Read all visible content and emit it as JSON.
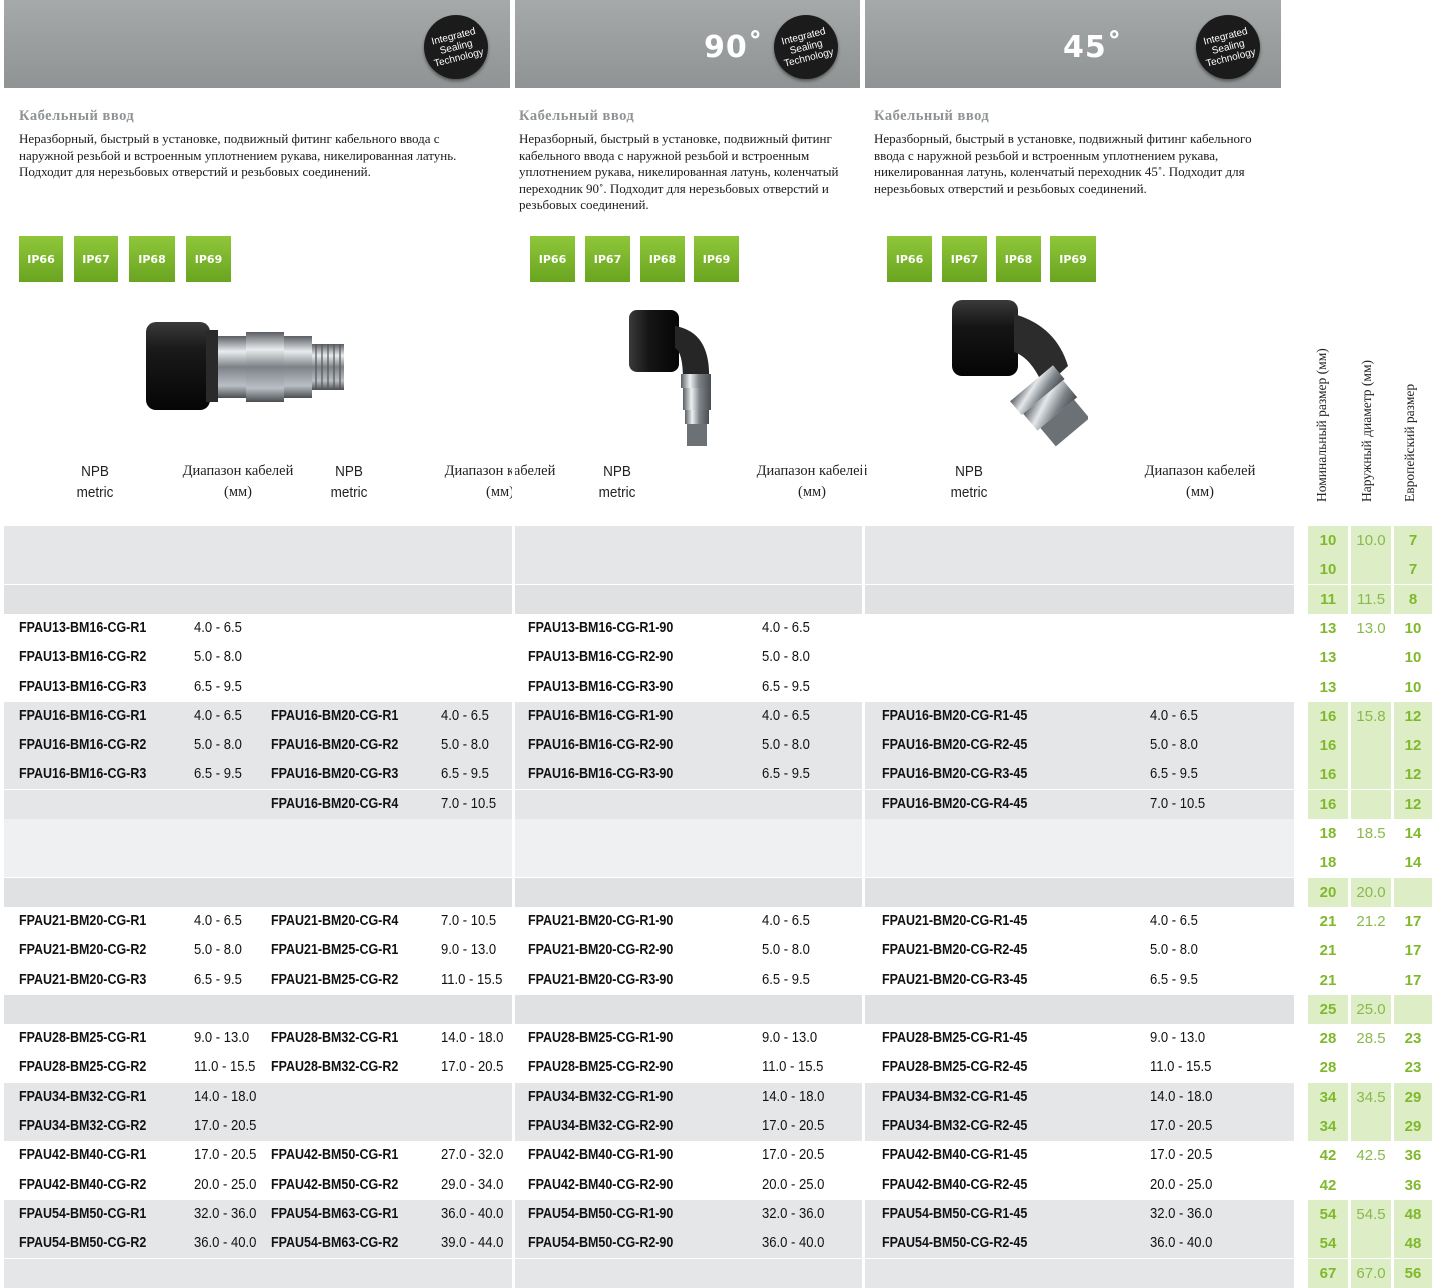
{
  "panels": [
    {
      "angle": "",
      "badge": "Integrated\nSealing\nTechnology",
      "title": "Кабельный ввод",
      "desc": "Неразборный, быстрый в установке, подвижный фитинг кабельного ввода с наружной резьбой и встроенным уплотнением  рукава, никелированная латунь. Подходит для  нерезьбовых отверстий и резьбовых соединений.",
      "ip": [
        "IP66",
        "IP67",
        "IP68",
        "IP69"
      ]
    },
    {
      "angle": "90˚",
      "badge": "Integrated\nSealing\nTechnology",
      "title": "Кабельный ввод",
      "desc": "Неразборный, быстрый в установке, подвижный фитинг кабельного ввода с наружной резьбой и встроенным уплотнением  рукава, никелированная латунь, коленчатый переходник 90˚. Подходит для нерезьбовых отверстий и резьбовых соединений.",
      "ip": [
        "IP66",
        "IP67",
        "IP68",
        "IP69"
      ]
    },
    {
      "angle": "45˚",
      "badge": "Integrated\nSealing\nTechnology",
      "title": "Кабельный ввод",
      "desc": "Неразборный, быстрый в установке, подвижный фитинг кабельного ввода с наружной резьбой и встроенным уплотнением  рукава, никелированная латунь, коленчатый переходник 45˚. Подходит для  нерезьбовых отверстий и резьбовых соединений.",
      "ip": [
        "IP66",
        "IP67",
        "IP68",
        "IP69"
      ]
    }
  ],
  "column_headers": {
    "npb": "NPB\nmetric",
    "range": "Диапазон кабелей\n(мм)",
    "nominal": "Номинальный размер (мм)",
    "outer": "Наружный диаметр (мм)",
    "euro": "Европейский размер"
  },
  "colors": {
    "green": "#7fb82b",
    "green_bg": "#ddeec7",
    "grey_row": "#e4e6e7",
    "white_row": "#ffffff",
    "header_grey": "#9c9fa0"
  },
  "rows": [
    {
      "shade": "g",
      "c1": "",
      "r1": "",
      "c2": "",
      "r2": "",
      "c3": "",
      "r3": "",
      "c4": "",
      "r4": "",
      "nom": "10",
      "od": "10.0",
      "eu": "7"
    },
    {
      "shade": "g",
      "c1": "",
      "r1": "",
      "c2": "",
      "r2": "",
      "c3": "",
      "r3": "",
      "c4": "",
      "r4": "",
      "nom": "10",
      "od": "",
      "eu": "7"
    },
    {
      "shade": "d",
      "c1": "",
      "r1": "",
      "c2": "",
      "r2": "",
      "c3": "",
      "r3": "",
      "c4": "",
      "r4": "",
      "nom": "11",
      "od": "11.5",
      "eu": "8"
    },
    {
      "shade": "w",
      "c1": "FPAU13-BM16-CG-R1",
      "r1": "4.0 - 6.5",
      "c2": "",
      "r2": "",
      "c3": "FPAU13-BM16-CG-R1-90",
      "r3": "4.0 - 6.5",
      "c4": "",
      "r4": "",
      "nom": "13",
      "od": "13.0",
      "eu": "10"
    },
    {
      "shade": "w",
      "c1": "FPAU13-BM16-CG-R2",
      "r1": "5.0 - 8.0",
      "c2": "",
      "r2": "",
      "c3": "FPAU13-BM16-CG-R2-90",
      "r3": "5.0 - 8.0",
      "c4": "",
      "r4": "",
      "nom": "13",
      "od": "",
      "eu": "10"
    },
    {
      "shade": "w",
      "c1": "FPAU13-BM16-CG-R3",
      "r1": "6.5 - 9.5",
      "c2": "",
      "r2": "",
      "c3": "FPAU13-BM16-CG-R3-90",
      "r3": "6.5 - 9.5",
      "c4": "",
      "r4": "",
      "nom": "13",
      "od": "",
      "eu": "10"
    },
    {
      "shade": "g",
      "c1": "FPAU16-BM16-CG-R1",
      "r1": "4.0 - 6.5",
      "c2": "FPAU16-BM20-CG-R1",
      "r2": "4.0 - 6.5",
      "c3": "FPAU16-BM16-CG-R1-90",
      "r3": "4.0 - 6.5",
      "c4": "FPAU16-BM20-CG-R1-45",
      "r4": "4.0 - 6.5",
      "nom": "16",
      "od": "15.8",
      "eu": "12"
    },
    {
      "shade": "g",
      "c1": "FPAU16-BM16-CG-R2",
      "r1": "5.0 - 8.0",
      "c2": "FPAU16-BM20-CG-R2",
      "r2": "5.0 - 8.0",
      "c3": "FPAU16-BM16-CG-R2-90",
      "r3": "5.0 - 8.0",
      "c4": "FPAU16-BM20-CG-R2-45",
      "r4": "5.0 - 8.0",
      "nom": "16",
      "od": "",
      "eu": "12"
    },
    {
      "shade": "g",
      "c1": "FPAU16-BM16-CG-R3",
      "r1": "6.5 - 9.5",
      "c2": "FPAU16-BM20-CG-R3",
      "r2": "6.5 - 9.5",
      "c3": "FPAU16-BM16-CG-R3-90",
      "r3": "6.5 - 9.5",
      "c4": "FPAU16-BM20-CG-R3-45",
      "r4": "6.5 - 9.5",
      "nom": "16",
      "od": "",
      "eu": "12"
    },
    {
      "shade": "g",
      "c1": "",
      "r1": "",
      "c2": "FPAU16-BM20-CG-R4",
      "r2": "7.0 - 10.5",
      "c3": "",
      "r3": "",
      "c4": "FPAU16-BM20-CG-R4-45",
      "r4": "7.0 - 10.5",
      "nom": "16",
      "od": "",
      "eu": "12"
    },
    {
      "shade": "w",
      "c1": "",
      "r1": "",
      "c2": "",
      "r2": "",
      "c3": "",
      "r3": "",
      "c4": "",
      "r4": "",
      "nom": "18",
      "od": "18.5",
      "eu": "14"
    },
    {
      "shade": "w",
      "c1": "",
      "r1": "",
      "c2": "",
      "r2": "",
      "c3": "",
      "r3": "",
      "c4": "",
      "r4": "",
      "nom": "18",
      "od": "",
      "eu": "14"
    },
    {
      "shade": "d",
      "c1": "",
      "r1": "",
      "c2": "",
      "r2": "",
      "c3": "",
      "r3": "",
      "c4": "",
      "r4": "",
      "nom": "20",
      "od": "20.0",
      "eu": ""
    },
    {
      "shade": "w",
      "c1": "FPAU21-BM20-CG-R1",
      "r1": "4.0 - 6.5",
      "c2": "FPAU21-BM20-CG-R4",
      "r2": "7.0 - 10.5",
      "c3": "FPAU21-BM20-CG-R1-90",
      "r3": "4.0 - 6.5",
      "c4": "FPAU21-BM20-CG-R1-45",
      "r4": "4.0 - 6.5",
      "nom": "21",
      "od": "21.2",
      "eu": "17"
    },
    {
      "shade": "w",
      "c1": "FPAU21-BM20-CG-R2",
      "r1": "5.0 - 8.0",
      "c2": "FPAU21-BM25-CG-R1",
      "r2": "9.0 - 13.0",
      "c3": "FPAU21-BM20-CG-R2-90",
      "r3": "5.0 - 8.0",
      "c4": "FPAU21-BM20-CG-R2-45",
      "r4": "5.0 - 8.0",
      "nom": "21",
      "od": "",
      "eu": "17"
    },
    {
      "shade": "w",
      "c1": "FPAU21-BM20-CG-R3",
      "r1": "6.5 - 9.5",
      "c2": "FPAU21-BM25-CG-R2",
      "r2": "11.0 - 15.5",
      "c3": "FPAU21-BM20-CG-R3-90",
      "r3": "6.5 - 9.5",
      "c4": "FPAU21-BM20-CG-R3-45",
      "r4": "6.5 - 9.5",
      "nom": "21",
      "od": "",
      "eu": "17"
    },
    {
      "shade": "d",
      "c1": "",
      "r1": "",
      "c2": "",
      "r2": "",
      "c3": "",
      "r3": "",
      "c4": "",
      "r4": "",
      "nom": "25",
      "od": "25.0",
      "eu": ""
    },
    {
      "shade": "w",
      "c1": "FPAU28-BM25-CG-R1",
      "r1": "9.0 - 13.0",
      "c2": "FPAU28-BM32-CG-R1",
      "r2": "14.0 - 18.0",
      "c3": "FPAU28-BM25-CG-R1-90",
      "r3": "9.0 - 13.0",
      "c4": "FPAU28-BM25-CG-R1-45",
      "r4": "9.0 - 13.0",
      "nom": "28",
      "od": "28.5",
      "eu": "23"
    },
    {
      "shade": "w",
      "c1": "FPAU28-BM25-CG-R2",
      "r1": "11.0 - 15.5",
      "c2": "FPAU28-BM32-CG-R2",
      "r2": "17.0 - 20.5",
      "c3": "FPAU28-BM25-CG-R2-90",
      "r3": "11.0 - 15.5",
      "c4": "FPAU28-BM25-CG-R2-45",
      "r4": "11.0 - 15.5",
      "nom": "28",
      "od": "",
      "eu": "23"
    },
    {
      "shade": "g",
      "c1": "FPAU34-BM32-CG-R1",
      "r1": "14.0 - 18.0",
      "c2": "",
      "r2": "",
      "c3": "FPAU34-BM32-CG-R1-90",
      "r3": "14.0 - 18.0",
      "c4": "FPAU34-BM32-CG-R1-45",
      "r4": "14.0 - 18.0",
      "nom": "34",
      "od": "34.5",
      "eu": "29"
    },
    {
      "shade": "g",
      "c1": "FPAU34-BM32-CG-R2",
      "r1": "17.0 - 20.5",
      "c2": "",
      "r2": "",
      "c3": "FPAU34-BM32-CG-R2-90",
      "r3": "17.0 - 20.5",
      "c4": "FPAU34-BM32-CG-R2-45",
      "r4": "17.0 - 20.5",
      "nom": "34",
      "od": "",
      "eu": "29"
    },
    {
      "shade": "w",
      "c1": "FPAU42-BM40-CG-R1",
      "r1": "17.0 - 20.5",
      "c2": "FPAU42-BM50-CG-R1",
      "r2": "27.0 - 32.0",
      "c3": "FPAU42-BM40-CG-R1-90",
      "r3": "17.0 - 20.5",
      "c4": "FPAU42-BM40-CG-R1-45",
      "r4": "17.0 - 20.5",
      "nom": "42",
      "od": "42.5",
      "eu": "36"
    },
    {
      "shade": "w",
      "c1": "FPAU42-BM40-CG-R2",
      "r1": "20.0 - 25.0",
      "c2": "FPAU42-BM50-CG-R2",
      "r2": "29.0 - 34.0",
      "c3": "FPAU42-BM40-CG-R2-90",
      "r3": "20.0 - 25.0",
      "c4": "FPAU42-BM40-CG-R2-45",
      "r4": "20.0 - 25.0",
      "nom": "42",
      "od": "",
      "eu": "36"
    },
    {
      "shade": "g",
      "c1": "FPAU54-BM50-CG-R1",
      "r1": "32.0 - 36.0",
      "c2": "FPAU54-BM63-CG-R1",
      "r2": "36.0 - 40.0",
      "c3": "FPAU54-BM50-CG-R1-90",
      "r3": "32.0 - 36.0",
      "c4": "FPAU54-BM50-CG-R1-45",
      "r4": "32.0 - 36.0",
      "nom": "54",
      "od": "54.5",
      "eu": "48"
    },
    {
      "shade": "g",
      "c1": "FPAU54-BM50-CG-R2",
      "r1": "36.0 - 40.0",
      "c2": "FPAU54-BM63-CG-R2",
      "r2": "39.0 - 44.0",
      "c3": "FPAU54-BM50-CG-R2-90",
      "r3": "36.0 - 40.0",
      "c4": "FPAU54-BM50-CG-R2-45",
      "r4": "36.0 - 40.0",
      "nom": "54",
      "od": "",
      "eu": "48"
    },
    {
      "shade": "g",
      "c1": "",
      "r1": "",
      "c2": "",
      "r2": "",
      "c3": "",
      "r3": "",
      "c4": "",
      "r4": "",
      "nom": "67",
      "od": "67.0",
      "eu": "56"
    }
  ]
}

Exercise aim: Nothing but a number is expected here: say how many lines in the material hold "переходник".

Answer to this task: 2